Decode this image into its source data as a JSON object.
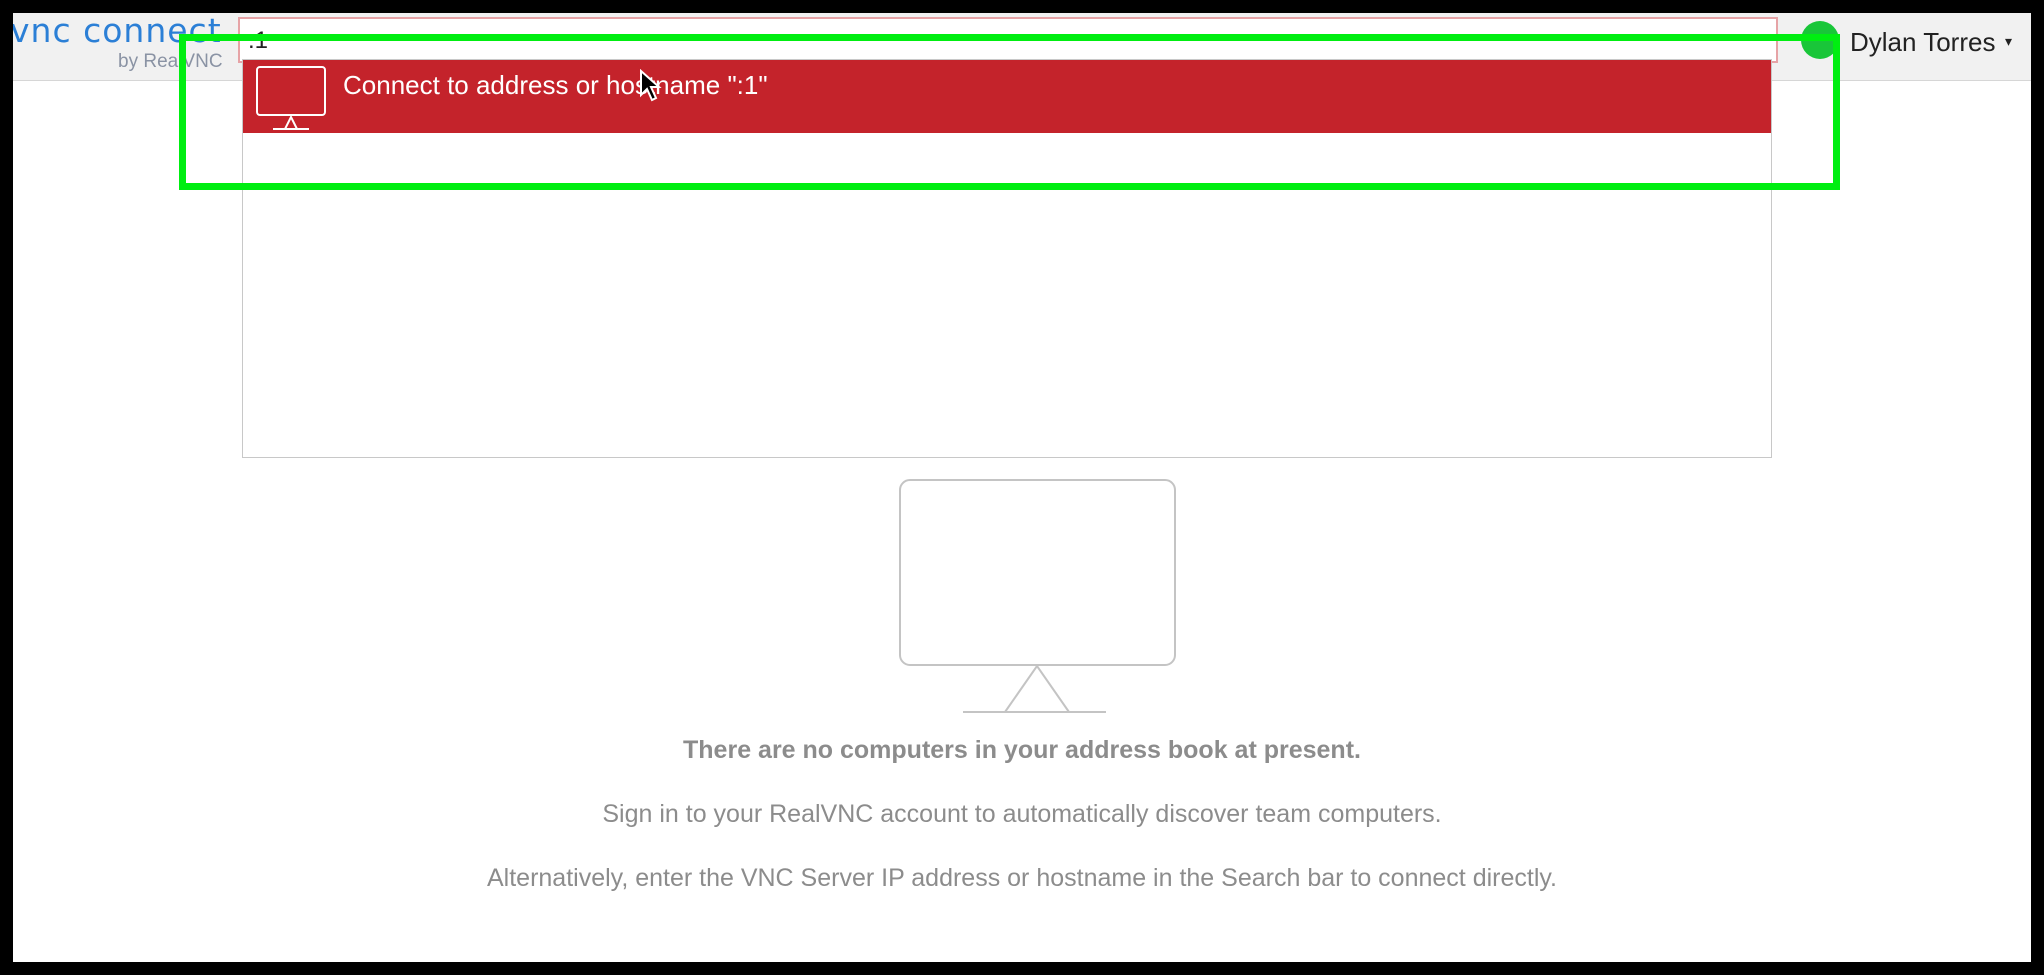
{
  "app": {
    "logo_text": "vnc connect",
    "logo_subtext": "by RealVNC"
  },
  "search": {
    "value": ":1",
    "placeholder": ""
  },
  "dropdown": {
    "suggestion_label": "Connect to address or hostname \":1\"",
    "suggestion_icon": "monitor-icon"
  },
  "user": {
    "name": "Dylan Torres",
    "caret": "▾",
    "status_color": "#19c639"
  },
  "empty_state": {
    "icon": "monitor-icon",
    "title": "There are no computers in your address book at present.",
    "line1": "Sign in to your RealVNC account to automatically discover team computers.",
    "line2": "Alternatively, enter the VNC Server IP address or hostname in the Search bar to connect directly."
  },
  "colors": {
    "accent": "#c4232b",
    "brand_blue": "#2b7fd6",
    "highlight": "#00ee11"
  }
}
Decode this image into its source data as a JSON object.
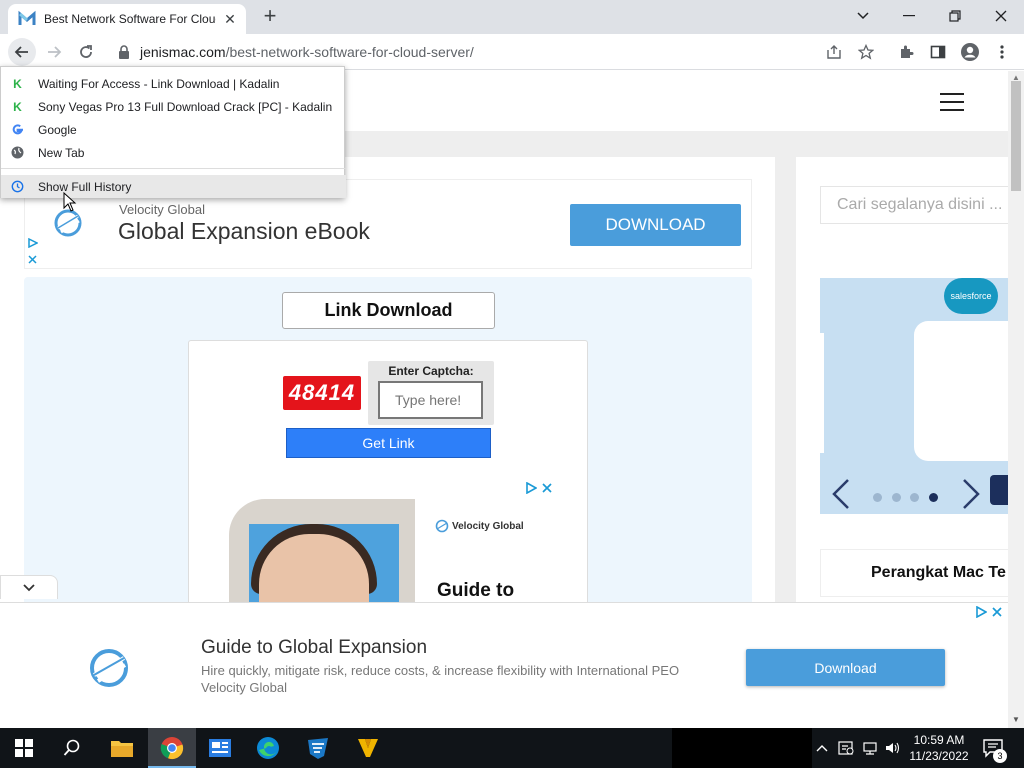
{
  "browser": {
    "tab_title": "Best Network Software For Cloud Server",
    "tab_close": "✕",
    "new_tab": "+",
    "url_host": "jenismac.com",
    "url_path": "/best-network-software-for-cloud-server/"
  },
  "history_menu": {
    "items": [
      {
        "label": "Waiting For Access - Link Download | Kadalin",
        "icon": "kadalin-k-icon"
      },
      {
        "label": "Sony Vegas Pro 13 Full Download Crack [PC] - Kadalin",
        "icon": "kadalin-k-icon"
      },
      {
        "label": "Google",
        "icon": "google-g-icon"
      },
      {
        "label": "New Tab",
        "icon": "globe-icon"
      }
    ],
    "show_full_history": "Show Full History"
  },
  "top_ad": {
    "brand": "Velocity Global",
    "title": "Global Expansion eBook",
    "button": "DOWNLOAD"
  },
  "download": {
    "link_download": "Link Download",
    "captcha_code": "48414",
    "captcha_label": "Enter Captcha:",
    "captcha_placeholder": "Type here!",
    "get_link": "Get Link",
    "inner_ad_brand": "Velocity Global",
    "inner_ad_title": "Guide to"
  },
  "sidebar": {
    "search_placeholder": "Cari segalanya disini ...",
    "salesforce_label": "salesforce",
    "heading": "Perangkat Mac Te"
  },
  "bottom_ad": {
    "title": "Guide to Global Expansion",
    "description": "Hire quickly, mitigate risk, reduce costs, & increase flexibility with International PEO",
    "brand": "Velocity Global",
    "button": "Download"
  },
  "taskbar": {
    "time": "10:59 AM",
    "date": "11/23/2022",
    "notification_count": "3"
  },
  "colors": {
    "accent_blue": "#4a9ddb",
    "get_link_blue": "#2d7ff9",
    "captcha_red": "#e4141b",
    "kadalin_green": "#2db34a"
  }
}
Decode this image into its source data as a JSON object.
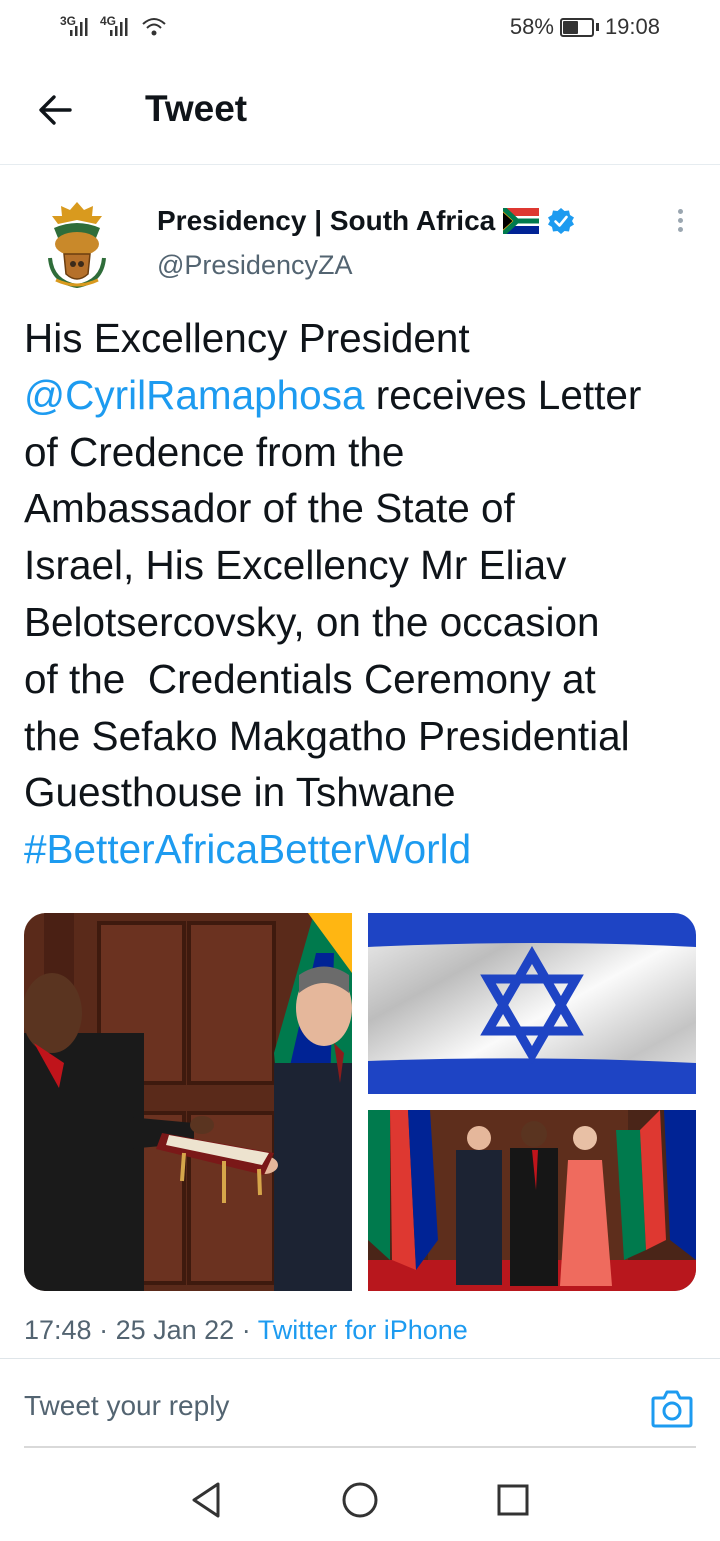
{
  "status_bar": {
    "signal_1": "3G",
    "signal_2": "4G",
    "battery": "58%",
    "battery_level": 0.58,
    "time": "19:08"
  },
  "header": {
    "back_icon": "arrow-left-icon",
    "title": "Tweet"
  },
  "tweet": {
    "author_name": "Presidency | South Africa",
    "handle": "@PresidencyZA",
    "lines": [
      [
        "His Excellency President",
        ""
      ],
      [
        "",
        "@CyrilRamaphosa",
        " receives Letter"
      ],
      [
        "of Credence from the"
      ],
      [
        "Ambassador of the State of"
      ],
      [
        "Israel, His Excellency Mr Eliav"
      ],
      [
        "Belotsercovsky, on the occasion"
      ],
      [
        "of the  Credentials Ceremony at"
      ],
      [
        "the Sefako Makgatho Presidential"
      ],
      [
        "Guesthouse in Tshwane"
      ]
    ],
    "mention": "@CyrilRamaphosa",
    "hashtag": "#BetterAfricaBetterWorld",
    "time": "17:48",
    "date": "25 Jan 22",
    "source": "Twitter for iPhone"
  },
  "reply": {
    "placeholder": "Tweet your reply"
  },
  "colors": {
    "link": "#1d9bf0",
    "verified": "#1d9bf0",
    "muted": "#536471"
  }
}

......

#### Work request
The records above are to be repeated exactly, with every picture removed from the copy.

#### Reply to the exercise
Decode this image into its source data as a JSON object.
{
  "app": {
    "logo_text": "vnc connect",
    "logo_subtext": "by RealVNC"
  },
  "search": {
    "value": ":1",
    "placeholder": ""
  },
  "dropdown": {
    "suggestion_label": "Connect to address or hostname \":1\"",
    "suggestion_icon": "monitor-icon"
  },
  "user": {
    "name": "Dylan Torres",
    "caret": "▾",
    "status_color": "#19c639"
  },
  "empty_state": {
    "icon": "monitor-icon",
    "title": "There are no computers in your address book at present.",
    "line1": "Sign in to your RealVNC account to automatically discover team computers.",
    "line2": "Alternatively, enter the VNC Server IP address or hostname in the Search bar to connect directly."
  },
  "colors": {
    "accent": "#c4232b",
    "brand_blue": "#2b7fd6",
    "highlight": "#00ee11"
  }
}
Decode this image into its source data as a JSON object.
{
  "browser": {
    "tab_title": "Best Network Software For Cloud Server",
    "tab_close": "✕",
    "new_tab": "+",
    "url_host": "jenismac.com",
    "url_path": "/best-network-software-for-cloud-server/"
  },
  "history_menu": {
    "items": [
      {
        "label": "Waiting For Access - Link Download | Kadalin",
        "icon": "kadalin-k-icon"
      },
      {
        "label": "Sony Vegas Pro 13 Full Download Crack [PC] - Kadalin",
        "icon": "kadalin-k-icon"
      },
      {
        "label": "Google",
        "icon": "google-g-icon"
      },
      {
        "label": "New Tab",
        "icon": "globe-icon"
      }
    ],
    "show_full_history": "Show Full History"
  },
  "top_ad": {
    "brand": "Velocity Global",
    "title": "Global Expansion eBook",
    "button": "DOWNLOAD"
  },
  "download": {
    "link_download": "Link Download",
    "captcha_code": "48414",
    "captcha_label": "Enter Captcha:",
    "captcha_placeholder": "Type here!",
    "get_link": "Get Link",
    "inner_ad_brand": "Velocity Global",
    "inner_ad_title": "Guide to"
  },
  "sidebar": {
    "search_placeholder": "Cari segalanya disini ...",
    "salesforce_label": "salesforce",
    "heading": "Perangkat Mac Te"
  },
  "bottom_ad": {
    "title": "Guide to Global Expansion",
    "description": "Hire quickly, mitigate risk, reduce costs, & increase flexibility with International PEO",
    "brand": "Velocity Global",
    "button": "Download"
  },
  "taskbar": {
    "time": "10:59 AM",
    "date": "11/23/2022",
    "notification_count": "3"
  },
  "colors": {
    "accent_blue": "#4a9ddb",
    "get_link_blue": "#2d7ff9",
    "captcha_red": "#e4141b",
    "kadalin_green": "#2db34a"
  }
}
Decode this image into its source data as a JSON object.
{
  "status_bar": {
    "signal_1": "3G",
    "signal_2": "4G",
    "battery": "58%",
    "battery_level": 0.58,
    "time": "19:08"
  },
  "header": {
    "back_icon": "arrow-left-icon",
    "title": "Tweet"
  },
  "tweet": {
    "author_name": "Presidency | South Africa",
    "handle": "@PresidencyZA",
    "lines": [
      [
        "His Excellency President",
        ""
      ],
      [
        "",
        "@CyrilRamaphosa",
        " receives Letter"
      ],
      [
        "of Credence from the"
      ],
      [
        "Ambassador of the State of"
      ],
      [
        "Israel, His Excellency Mr Eliav"
      ],
      [
        "Belotsercovsky, on the occasion"
      ],
      [
        "of the  Credentials Ceremony at"
      ],
      [
        "the Sefako Makgatho Presidential"
      ],
      [
        "Guesthouse in Tshwane"
      ]
    ],
    "mention": "@CyrilRamaphosa",
    "hashtag": "#BetterAfricaBetterWorld",
    "time": "17:48",
    "date": "25 Jan 22",
    "source": "Twitter for iPhone"
  },
  "reply": {
    "placeholder": "Tweet your reply"
  },
  "colors": {
    "link": "#1d9bf0",
    "verified": "#1d9bf0",
    "muted": "#536471"
  }
}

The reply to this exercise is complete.